"Patience is an important virtue for successful vegetable and fruit growers," said Strang. "There are some steep learning curves to successfully grow some of these crops and many of the fruit crops require years of growth before the first fruits form."

Farmers who have grown most of their crops from the seat of a tractor are going to find that some crops demand a lot of time working with their hands and they may also have to hire others to help with all the hand labor.

"We recommend that a producer start each new crop with a small acreage and gradually increase production as they get comfortable with the demands of that crop and also develop a market for that produce," said Strang.

Growing a crop is only half the challenge. Selling even top-quality produce can be a problem if there aren't enough buyers or if you can't sell it at the right time.

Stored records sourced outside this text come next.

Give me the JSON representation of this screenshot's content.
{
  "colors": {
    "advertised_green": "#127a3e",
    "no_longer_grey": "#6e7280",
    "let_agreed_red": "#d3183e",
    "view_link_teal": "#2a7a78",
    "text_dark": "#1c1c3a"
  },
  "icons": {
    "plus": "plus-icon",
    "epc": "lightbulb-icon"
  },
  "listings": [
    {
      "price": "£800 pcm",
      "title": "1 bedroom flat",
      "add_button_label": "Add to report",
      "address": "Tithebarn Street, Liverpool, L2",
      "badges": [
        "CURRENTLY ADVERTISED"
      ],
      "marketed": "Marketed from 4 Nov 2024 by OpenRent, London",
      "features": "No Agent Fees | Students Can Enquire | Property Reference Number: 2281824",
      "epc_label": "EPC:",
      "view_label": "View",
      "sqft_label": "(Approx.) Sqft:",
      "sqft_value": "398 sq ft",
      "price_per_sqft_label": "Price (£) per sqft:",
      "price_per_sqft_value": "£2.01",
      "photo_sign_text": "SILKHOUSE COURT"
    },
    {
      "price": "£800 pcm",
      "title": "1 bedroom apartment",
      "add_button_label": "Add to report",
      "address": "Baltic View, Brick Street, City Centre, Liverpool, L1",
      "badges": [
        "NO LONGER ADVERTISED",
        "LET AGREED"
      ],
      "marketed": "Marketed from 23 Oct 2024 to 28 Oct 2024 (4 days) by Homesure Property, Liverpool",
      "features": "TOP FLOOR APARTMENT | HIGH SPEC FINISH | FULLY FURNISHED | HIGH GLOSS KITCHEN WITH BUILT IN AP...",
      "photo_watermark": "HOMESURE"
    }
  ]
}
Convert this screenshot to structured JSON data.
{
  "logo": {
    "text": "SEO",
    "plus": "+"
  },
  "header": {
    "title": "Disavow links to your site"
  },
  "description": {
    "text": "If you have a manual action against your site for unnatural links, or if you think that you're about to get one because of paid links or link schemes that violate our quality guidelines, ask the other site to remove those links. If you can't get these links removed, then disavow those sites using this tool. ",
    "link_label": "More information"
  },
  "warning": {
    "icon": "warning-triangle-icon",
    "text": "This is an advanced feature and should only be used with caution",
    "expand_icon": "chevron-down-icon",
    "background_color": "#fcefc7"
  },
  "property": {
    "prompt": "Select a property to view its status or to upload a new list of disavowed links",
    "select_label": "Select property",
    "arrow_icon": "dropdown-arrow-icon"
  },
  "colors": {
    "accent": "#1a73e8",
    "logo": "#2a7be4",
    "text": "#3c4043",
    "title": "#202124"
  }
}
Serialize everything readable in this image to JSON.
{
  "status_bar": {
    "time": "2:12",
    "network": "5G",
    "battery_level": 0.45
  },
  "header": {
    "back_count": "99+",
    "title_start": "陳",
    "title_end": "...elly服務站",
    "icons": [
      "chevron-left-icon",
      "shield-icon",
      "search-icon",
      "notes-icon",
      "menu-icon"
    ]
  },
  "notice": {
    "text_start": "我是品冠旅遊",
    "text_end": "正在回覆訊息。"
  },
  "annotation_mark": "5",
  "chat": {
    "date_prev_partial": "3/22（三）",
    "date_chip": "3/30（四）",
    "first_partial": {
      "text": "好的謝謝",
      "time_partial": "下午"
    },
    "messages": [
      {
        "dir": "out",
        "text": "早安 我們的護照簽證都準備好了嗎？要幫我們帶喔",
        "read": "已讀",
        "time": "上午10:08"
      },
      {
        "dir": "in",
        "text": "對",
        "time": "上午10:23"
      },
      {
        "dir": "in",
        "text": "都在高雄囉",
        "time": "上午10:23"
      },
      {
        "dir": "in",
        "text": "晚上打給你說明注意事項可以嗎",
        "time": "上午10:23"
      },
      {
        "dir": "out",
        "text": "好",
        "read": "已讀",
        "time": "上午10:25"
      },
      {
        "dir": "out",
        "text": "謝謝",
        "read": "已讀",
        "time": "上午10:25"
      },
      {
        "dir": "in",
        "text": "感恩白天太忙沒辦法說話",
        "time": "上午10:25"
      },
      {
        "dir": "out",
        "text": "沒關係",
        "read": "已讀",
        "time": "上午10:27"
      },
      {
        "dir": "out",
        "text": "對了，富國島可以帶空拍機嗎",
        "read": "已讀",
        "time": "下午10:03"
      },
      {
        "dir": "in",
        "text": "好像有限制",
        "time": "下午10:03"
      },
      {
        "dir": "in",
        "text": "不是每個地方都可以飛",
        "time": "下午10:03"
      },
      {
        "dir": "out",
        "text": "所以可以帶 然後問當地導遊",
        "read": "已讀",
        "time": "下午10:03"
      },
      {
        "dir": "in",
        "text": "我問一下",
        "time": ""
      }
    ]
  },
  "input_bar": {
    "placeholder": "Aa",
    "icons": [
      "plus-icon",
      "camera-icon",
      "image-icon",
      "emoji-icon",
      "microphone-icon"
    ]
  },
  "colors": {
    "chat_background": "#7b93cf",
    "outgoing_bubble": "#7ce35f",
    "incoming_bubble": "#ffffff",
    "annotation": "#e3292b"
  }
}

"Determine your market possibilities before you plant that first seed," warned Strang. "I would go talk to your county Extension agent for agriculture to get an idea of what has done well in that area. After that I would talk to the consumers as you begin to market your first produce. Ask the customers what they are looking for, what can't they find at the local grocery store."

"Right now, I see roadside marketing as the brightest option for producers in Kentucky," said Strang. "That's basically because they have control over their produce."

Strang says the success of most roadside markets in Kentucky are based on quality. They offer fresh produce that has added shelf life. Locally-grown produce also tastes better than many store products because it is picked much closer to peak maturity than products shipped in from other states foreign countries to chain grocery stores.

Some Kentucky vegetable and fruit growers are still making a profit in the wholesale sector. Some of the most successful of those are selling their product directly to farmers markets in neighboring states at times when those areas have shortages of produce that Kentucky growers can grow either earlier or later in the year.

Producers need to start making decisions right now about what we might want to try next year. An important meeting is coming up in early January that can help Kentucky producers better understand this ever-evolving business.

The Kentucky vegetable growers annual conference is slated for the Lexington at the Holiday Inn North on January 3 and 4. The event is comprised of two all-day meetings and most of the time there are four concurrent sessions all going on at once.

"Everything from grape production to organically-grown crops to marketing strategies will be discussed and there will also be a trade show," said Strang. "It will provide a real good snapshot of what is happening in the fruit and vegetable markets around the region." Kentucky County Extension agents for agriculture will have meeting details for any interested growers.


Writer: Mark Eclov (606) 257-7223
Source: John Strang 606-257-5685